A common concern raised lately about the incoming Obama administration is that the past eight years have vastly reduced the capacity of the US federal state to do anything. This is principally a function of the incredibly reckless economic behavior of the Bush administration, but it’s also because the rhetoric of “Homeland Security” and “War on Terror” have, IMHO, been used to erect an artificial barrier between state-as-police (which has been ascendant, both domestically and overseas) and state-as-ally (which has been on the decline). The outcome: a radically constrained notion of publicness; the evacuation of the public. Continue reading “the hollow state: economism and the evacuation of the public”
It is a strange, fascinating oxymoron of American politics that magic and rationality coexist, no less than in our politics. Political scientists have been trying to capture this with reference to emotion; others with reference to religion in politics. None of this has seemed particularly convincing to me; this morning, though, I read Arjun Appadurai’s post on the Immanent Frame, which captures at least the magic side very nicely.

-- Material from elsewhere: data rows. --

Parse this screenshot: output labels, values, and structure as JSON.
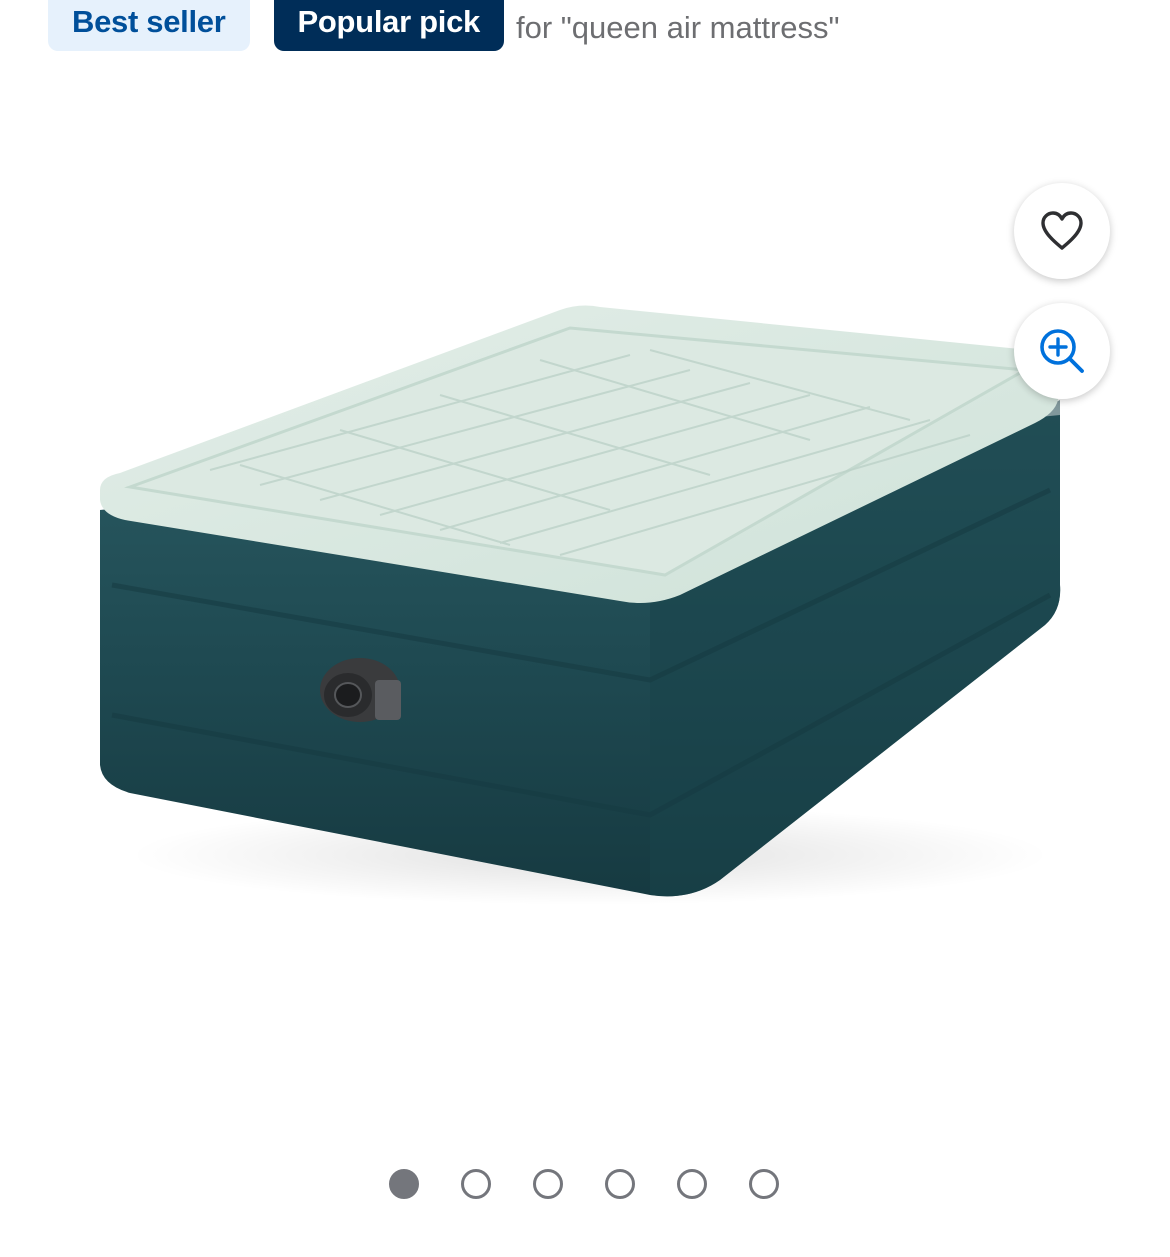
{
  "badges": {
    "best_seller": "Best seller",
    "popular_pick": "Popular pick",
    "popular_context": "for \"queen air mattress\""
  },
  "image": {
    "subject": "air-mattress",
    "colors": {
      "top": "#d6e6dd",
      "side": "#1f4a52",
      "pump": "#3a3b3d"
    }
  },
  "actions": {
    "favorite_icon": "heart-icon",
    "zoom_icon": "zoom-in-icon",
    "zoom_color": "#0071dc"
  },
  "carousel": {
    "dots": [
      {
        "state": "active"
      },
      {
        "state": "inactive"
      },
      {
        "state": "inactive"
      },
      {
        "state": "inactive"
      },
      {
        "state": "inactive"
      },
      {
        "state": "inactive"
      }
    ],
    "active_index": 0,
    "total": 6
  }
}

That said, this post too doesn’t seem to grasp the oxymoronic character of it — oxymoronic in the techical sense, as a contradiction that is meaningful, not just wrong. Both campaigns, both candidates, all ideological approaches combine a kind of transcendence and a kind of paean to rationality here.
The right-vs-left contest over the credit crisis seems to have crystallized to some extent into whether the crisis was the outcome of regulators forcing banks to loan to bad borrowers (the right-wing version) or of under-regulated banks and financial institutions peddling bad mortgage products and then aggregating them into un-valuable derivatives that “clogged” the credit system (ahh, such metaphors!).
A UNC researchers has produced a rather interesting report (PPT format) suggesting that it is more the latter than the former: “bad” borrowers with “good” loans didn’t default at a particularly high rate; it was “bad” borrowers with “bad” loans who did so.
The implications of this question are vast. If the problem is forcing banks to adopt bad borrowers, the policy implication is to deregulate, repeal the CRA, and so on, which would clearly have major effects on systematic wealth inequality over time. If the problem is the proliferation of weird mortgage-based financial products and instruments, the implication is to re-regulate markets, which would likely sacrifice some degree of growth for greater stability and equality.
Whew. I found myself in uncharted territory this afternoon. On my way to picking my son up from school, I heard Newt Gingrich interviewed on NPR about his opposition to the bailout, expressed in his recent post on the National Review blog. And I agreed with him. Ugh! The Newt Gingrich, the one of Contract On America fame. So then I began wondering: who the heck is actually for this harebrained bailout idea anyway? More after the break. Continue reading “the ruling class and the bailout”